Officials with the Obama campaign have been a little less reluctant in recent weeks to accuse Mitt Romney and his campaign of "lying." In each instance, folks like David Plouffe, David Axelrod, and even Stephanie Cutter just last night talking to Rachel, were referring to obvious falsehoods that the Republican campaign surely knew to be untrue.
Today, however, Daniel Henninger has a provocative piece in the Wall Street Journal today, raising concerns about the "sleazy political pedigree" of "the L-word."
The Obama campaign's resurrection of "liar" as a political tool is odious because it has such a repellent pedigree. It dates to the sleazy world of fascist and totalitarian propaganda in the 1930s. It was part of the milieu of stooges, show trials and dupes. These were people willing to say anything to defeat their opposition. Denouncing people as liars was at the center of it. The idea was never to elevate political debate but to debauch it.The purpose of calling someone a liar then was not merely to refute their ideas or arguments. It was to nullify them, to eliminate them from participation in politics.... This Obama campaign is saying, We don't want to compete with Mitt Romney. We want to obliterate him.
Henninger goes on to blame Paul Krugman's influence on the discourse, at least in part, for the unsettling turn of events.
It's worth noting that Henninger's piece is a little over the top. OK, more than a little. I'll gladly concede that "the L-word" is harsh, and isn't too common at the presidential level, but those who haven't heard it used in national politics since "fascist and totalitarian propaganda in the 1930s" need to get out more.
For that matter, Team Obama has begun using the word more, not to "obliterate" Romney or "eliminate" him from political participation, but for more mundane reasons -- they see Romney lying, repeatedly, and have decided to call him on it.
Media professionals watching the campaign have a choice: they can either (a) be outraged by a candidate basing much of his campaign on ugly, demonstrable falsehoods; or (b) be offended by a rival campaign calling lies "lies." Henninger prefers the latter; I think that's backwards.
Indeed, what I'd encourage observers to consider is the larger system of incentives. Imagine you're a candidate desperate to win, and you're prepared to do just about anything to advance your ambitions. You've decided the truth, integrity, and honesty are little more than collateral damage -- the ends justify the means.
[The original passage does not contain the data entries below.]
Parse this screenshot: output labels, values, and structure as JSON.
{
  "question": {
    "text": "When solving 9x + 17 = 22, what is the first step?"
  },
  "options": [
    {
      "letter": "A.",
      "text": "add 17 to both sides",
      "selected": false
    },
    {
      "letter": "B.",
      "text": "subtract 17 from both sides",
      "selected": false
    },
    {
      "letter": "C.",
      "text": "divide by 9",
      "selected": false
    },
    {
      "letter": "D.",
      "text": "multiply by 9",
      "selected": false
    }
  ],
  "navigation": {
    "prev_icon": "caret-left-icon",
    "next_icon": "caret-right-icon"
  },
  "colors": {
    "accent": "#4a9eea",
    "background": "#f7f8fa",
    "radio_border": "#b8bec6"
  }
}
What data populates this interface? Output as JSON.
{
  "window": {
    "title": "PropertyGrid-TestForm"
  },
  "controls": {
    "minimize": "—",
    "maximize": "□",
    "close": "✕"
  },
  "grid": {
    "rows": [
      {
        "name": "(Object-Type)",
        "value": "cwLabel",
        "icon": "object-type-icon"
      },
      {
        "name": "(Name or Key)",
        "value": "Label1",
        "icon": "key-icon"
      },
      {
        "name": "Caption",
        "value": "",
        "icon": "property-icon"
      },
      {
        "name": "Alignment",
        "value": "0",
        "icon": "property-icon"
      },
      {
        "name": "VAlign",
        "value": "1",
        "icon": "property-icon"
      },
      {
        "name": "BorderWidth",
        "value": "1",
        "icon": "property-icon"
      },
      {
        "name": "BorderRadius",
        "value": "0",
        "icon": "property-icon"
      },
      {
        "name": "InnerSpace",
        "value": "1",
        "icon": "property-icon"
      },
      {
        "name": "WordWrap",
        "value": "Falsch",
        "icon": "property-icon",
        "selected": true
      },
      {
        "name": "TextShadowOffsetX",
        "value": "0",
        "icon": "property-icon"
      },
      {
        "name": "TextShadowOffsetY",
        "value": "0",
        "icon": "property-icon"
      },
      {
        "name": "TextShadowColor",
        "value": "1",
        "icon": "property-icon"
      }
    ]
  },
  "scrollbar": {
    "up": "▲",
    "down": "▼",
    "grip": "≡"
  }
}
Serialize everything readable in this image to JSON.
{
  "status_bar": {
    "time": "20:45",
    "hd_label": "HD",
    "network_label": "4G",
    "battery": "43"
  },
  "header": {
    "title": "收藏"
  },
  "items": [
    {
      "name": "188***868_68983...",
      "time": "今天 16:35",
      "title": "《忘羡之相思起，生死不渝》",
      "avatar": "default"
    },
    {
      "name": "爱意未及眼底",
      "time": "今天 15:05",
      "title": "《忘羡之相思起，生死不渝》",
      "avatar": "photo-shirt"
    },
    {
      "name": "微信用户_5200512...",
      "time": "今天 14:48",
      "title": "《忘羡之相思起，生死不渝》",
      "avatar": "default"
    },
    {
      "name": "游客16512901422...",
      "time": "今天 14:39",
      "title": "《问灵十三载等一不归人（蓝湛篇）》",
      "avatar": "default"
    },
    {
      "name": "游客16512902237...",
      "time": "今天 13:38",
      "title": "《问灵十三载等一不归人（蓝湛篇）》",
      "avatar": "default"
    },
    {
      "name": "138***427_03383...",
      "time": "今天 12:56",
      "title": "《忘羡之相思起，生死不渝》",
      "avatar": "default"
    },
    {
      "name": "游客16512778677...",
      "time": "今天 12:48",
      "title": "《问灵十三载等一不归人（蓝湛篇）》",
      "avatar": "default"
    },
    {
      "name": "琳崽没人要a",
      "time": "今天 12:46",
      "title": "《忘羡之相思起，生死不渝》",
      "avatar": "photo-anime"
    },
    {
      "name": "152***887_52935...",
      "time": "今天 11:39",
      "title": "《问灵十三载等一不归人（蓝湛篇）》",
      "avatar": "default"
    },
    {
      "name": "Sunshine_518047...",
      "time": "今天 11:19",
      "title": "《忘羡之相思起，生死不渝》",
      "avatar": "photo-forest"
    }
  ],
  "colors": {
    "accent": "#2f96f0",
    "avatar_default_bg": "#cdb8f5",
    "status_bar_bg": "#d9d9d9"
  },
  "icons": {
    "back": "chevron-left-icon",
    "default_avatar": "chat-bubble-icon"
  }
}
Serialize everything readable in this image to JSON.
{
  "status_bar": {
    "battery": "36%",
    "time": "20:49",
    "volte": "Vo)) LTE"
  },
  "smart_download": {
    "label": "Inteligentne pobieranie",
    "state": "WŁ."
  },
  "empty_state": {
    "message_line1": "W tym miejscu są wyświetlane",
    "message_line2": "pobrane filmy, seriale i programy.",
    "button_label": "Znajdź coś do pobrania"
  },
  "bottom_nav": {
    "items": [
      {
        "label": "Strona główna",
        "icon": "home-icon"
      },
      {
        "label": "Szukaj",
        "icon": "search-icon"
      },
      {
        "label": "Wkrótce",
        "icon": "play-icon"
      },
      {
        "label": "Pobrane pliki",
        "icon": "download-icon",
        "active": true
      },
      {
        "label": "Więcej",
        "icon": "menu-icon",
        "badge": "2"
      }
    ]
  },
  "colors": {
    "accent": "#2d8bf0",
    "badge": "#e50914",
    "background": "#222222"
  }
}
You've also noticed that lying is easy to get away with, since the political establishment deems "the L-word" too harsh for polite discourse. You can repeat obvious falsehoods, but the media will be expected to stick to "he said, she said" reporting, and your opponents will be asked to stick to contemporary norms, steering clear of accusations that seem shrill.
Under this scenario, what incentives are there? If a candidate doesn't respect the electorate enough to be honest, and he or she cares more about votes than character, what's to stop that candidate from lying constantly?
The problem here isn't the Obama campaign's use of a word Daniel Henninger finds "unsettling"; the problem here is Mitt's Mendacity.